Like everyone else who watched Apple’s WWDC yesterday, I wouldn’t mind getting my hands on one of those brand new MacBook Pros with a Retina Display. Of course, since it’s starting at $2,200, I’ll have to wait to make that jump, and I’m going to take a leap of faith and guess I’m not alone in that. While we wait, it’s worth looking at what makes this new release so special.
The new MacBook Pro model sports high-end specs and is almost as thin as a MacBook Air, but most importantly, it has its own “Retina Display.” Yes, that term is imperfect, but what matters most is that, with this release, super high resolution displays have arrived on laptops.
Now, it’s only a matter of time before competitors start trying to offer the same benefits of a high resolution screen (easier reading, stunning videos and games, etc), and this means that every software developer on the planet will soon have to start preparing for sharper graphics in order to keep up. Apple has effectively ushered in a new era of high resolution displays.
Native apps, however, aren’t really going to struggle much with this. The Web? That’s an entirely different story.
Pinterest’s logo still looks awful on the new iPad, and soon the new MacBook Pro
Plagued with bandwidth constraints and corner-cutting solutions, the Internet is about to get a whole lot uglier for anyone using the new MacBook Pro, because, just like the latest iPad, every single pixel that normally hides behind your sub-par display will soon be standing right in front of you stark naked.
The Web, as most of our readers will know, is still highly image-based and will stay that way until some magical vector camera hits the market.

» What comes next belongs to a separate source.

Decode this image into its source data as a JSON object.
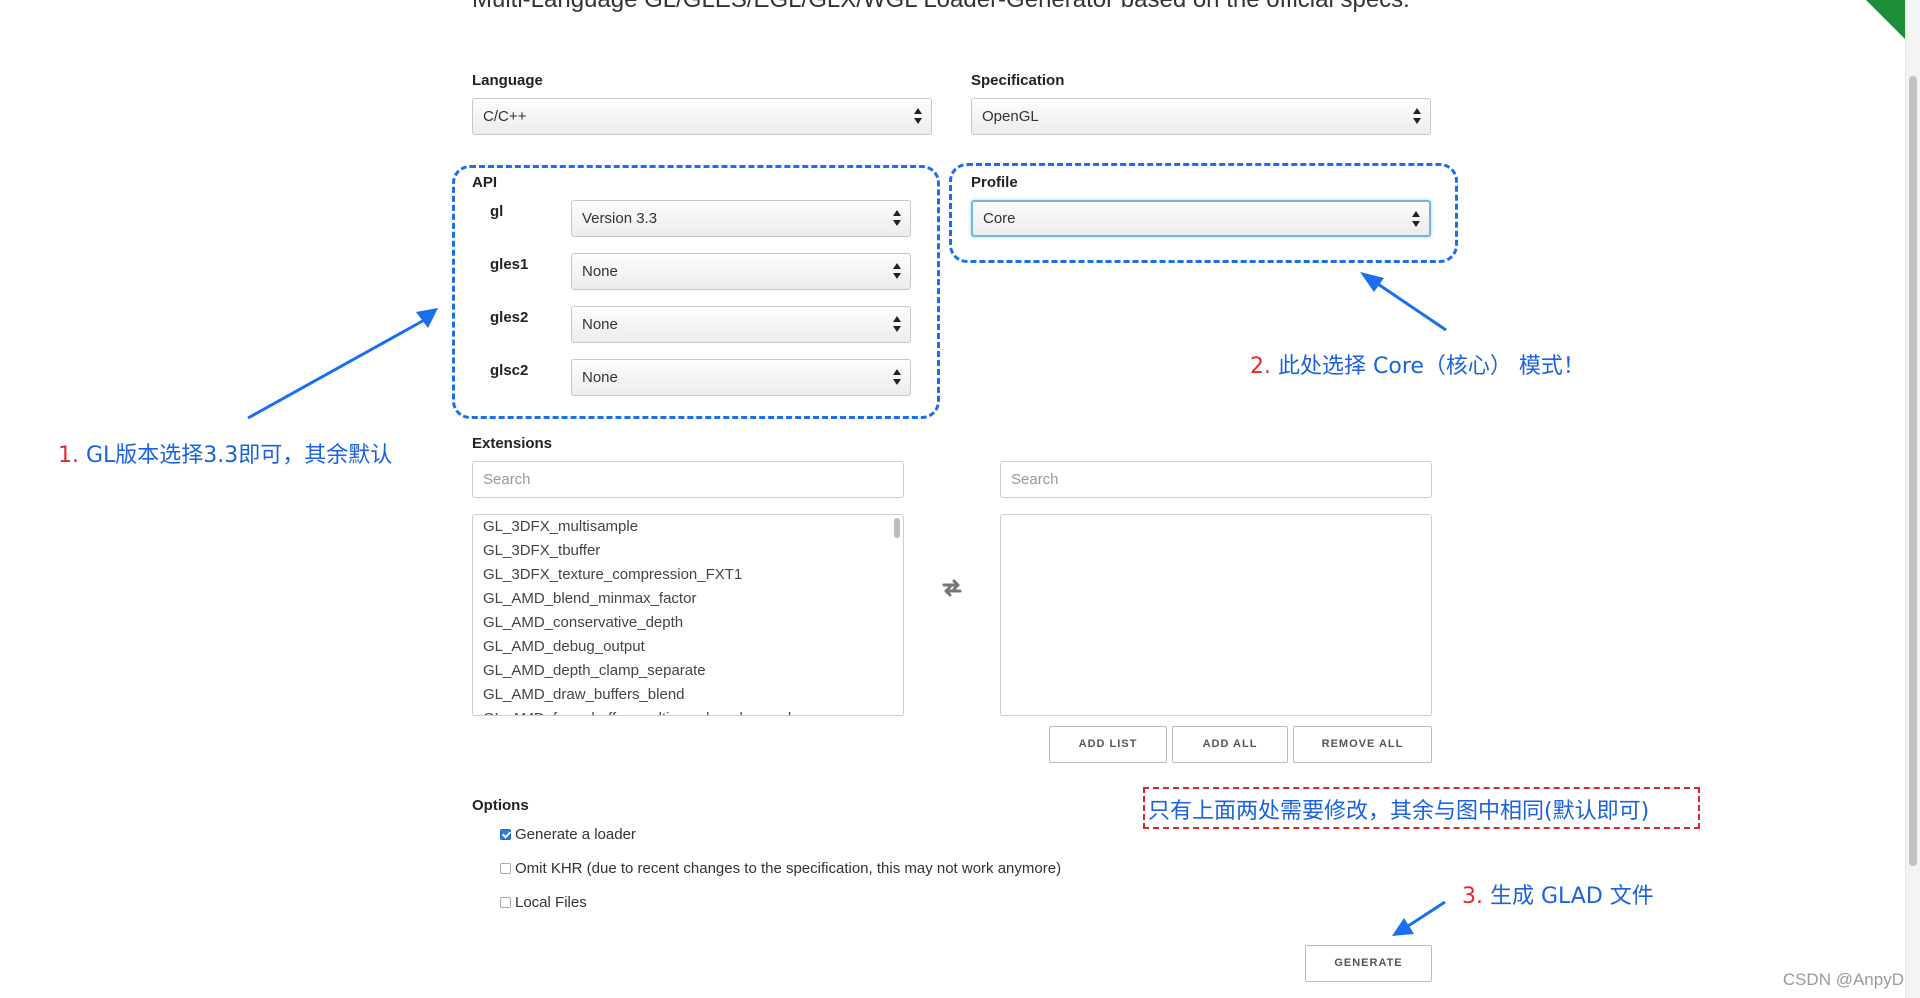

Surely, we’ve come a long way from entirely image slice-based HTML <table> layouts, but we still live in a world where graphics that could be well suited as scalable vectors wont cross over any time soon.
Blurry banners from GQ, on the new iPad’s retina display

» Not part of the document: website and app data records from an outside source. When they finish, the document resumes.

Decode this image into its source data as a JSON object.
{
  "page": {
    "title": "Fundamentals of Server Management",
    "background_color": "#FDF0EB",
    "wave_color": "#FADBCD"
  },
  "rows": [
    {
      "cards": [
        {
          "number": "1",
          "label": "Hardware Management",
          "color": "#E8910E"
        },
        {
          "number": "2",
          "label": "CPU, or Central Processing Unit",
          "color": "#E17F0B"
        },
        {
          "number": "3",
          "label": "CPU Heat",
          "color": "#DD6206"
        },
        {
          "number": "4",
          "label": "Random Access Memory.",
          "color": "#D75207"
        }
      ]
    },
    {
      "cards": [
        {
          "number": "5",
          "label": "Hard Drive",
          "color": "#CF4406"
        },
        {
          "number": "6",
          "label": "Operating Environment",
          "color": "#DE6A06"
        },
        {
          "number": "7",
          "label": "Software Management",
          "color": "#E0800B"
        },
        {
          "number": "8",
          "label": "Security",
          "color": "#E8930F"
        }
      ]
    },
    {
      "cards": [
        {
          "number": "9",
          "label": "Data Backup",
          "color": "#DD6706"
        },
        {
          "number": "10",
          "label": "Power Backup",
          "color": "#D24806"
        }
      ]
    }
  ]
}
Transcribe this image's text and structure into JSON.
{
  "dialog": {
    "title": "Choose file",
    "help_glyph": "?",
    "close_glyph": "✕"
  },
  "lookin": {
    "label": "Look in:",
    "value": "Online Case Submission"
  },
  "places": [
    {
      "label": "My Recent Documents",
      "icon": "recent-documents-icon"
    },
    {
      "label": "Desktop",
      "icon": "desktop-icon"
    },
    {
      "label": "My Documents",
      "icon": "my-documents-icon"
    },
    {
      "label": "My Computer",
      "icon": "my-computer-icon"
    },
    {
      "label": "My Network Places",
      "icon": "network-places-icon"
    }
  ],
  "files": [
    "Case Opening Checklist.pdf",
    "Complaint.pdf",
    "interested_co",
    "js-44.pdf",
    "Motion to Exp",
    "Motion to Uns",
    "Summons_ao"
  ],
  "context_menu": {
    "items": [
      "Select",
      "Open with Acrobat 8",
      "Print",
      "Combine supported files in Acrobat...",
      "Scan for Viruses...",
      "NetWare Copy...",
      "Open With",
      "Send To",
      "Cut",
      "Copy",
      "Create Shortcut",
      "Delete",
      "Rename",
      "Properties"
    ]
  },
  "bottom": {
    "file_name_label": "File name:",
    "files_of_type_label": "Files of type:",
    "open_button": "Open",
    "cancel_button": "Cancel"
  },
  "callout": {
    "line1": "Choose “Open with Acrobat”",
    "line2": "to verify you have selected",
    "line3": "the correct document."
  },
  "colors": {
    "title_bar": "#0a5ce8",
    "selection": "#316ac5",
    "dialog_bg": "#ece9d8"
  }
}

In short, buttons, logos and anything affected by Photoshop’s “Save for the Web” settings, will look blurry or pixelated — even to untrained eyes. Apple knows that isn’t enough of a problem to discourage anyone from actually buying a high resolution display, but the Web definitely needs to prepare.
Here’s what will have to change:
- Bandwidth: Higher quality photos, graphics and videos will put more pressure on ISPs to raise bandwidth limits and increase speeds.
- Vectors: Scalable graphics work just like text, and are already needed for true design flexibility among different types of devices. Now it will be even more important for sites that want to support varied screen resolutions. You can learn more about using SVG in Web design here.
- Renovations: Web designers will have to go back and re-save their assets to be retina-friendly, if they haven’t already for the iPad. Soon we can completely kiss 72 dpi goodby.
- Typography: Web type will need to continue evolving as text presentation becomes more important. This also means larger websites. Hopefully this means the emergence of a new standards to keep type foundries happy.
Good thing is, we’re on the cusp of a more beautiful Web in many ways, and bumping up the resolution of the entire Internet makes perfect sense. Displays were always going to improve, and now that Apple has nudged the industry forward, it wont be long before every laptop, tablet and phone gets a spec bump. No matter what, Web designers, developers and ISPs must keep these changes in mind to avoid unfortunate surprises in the future.
As designers, developers, users and members of the Web community, what do you think of this coming shift? Feel free to leave your thoughts in the comments below!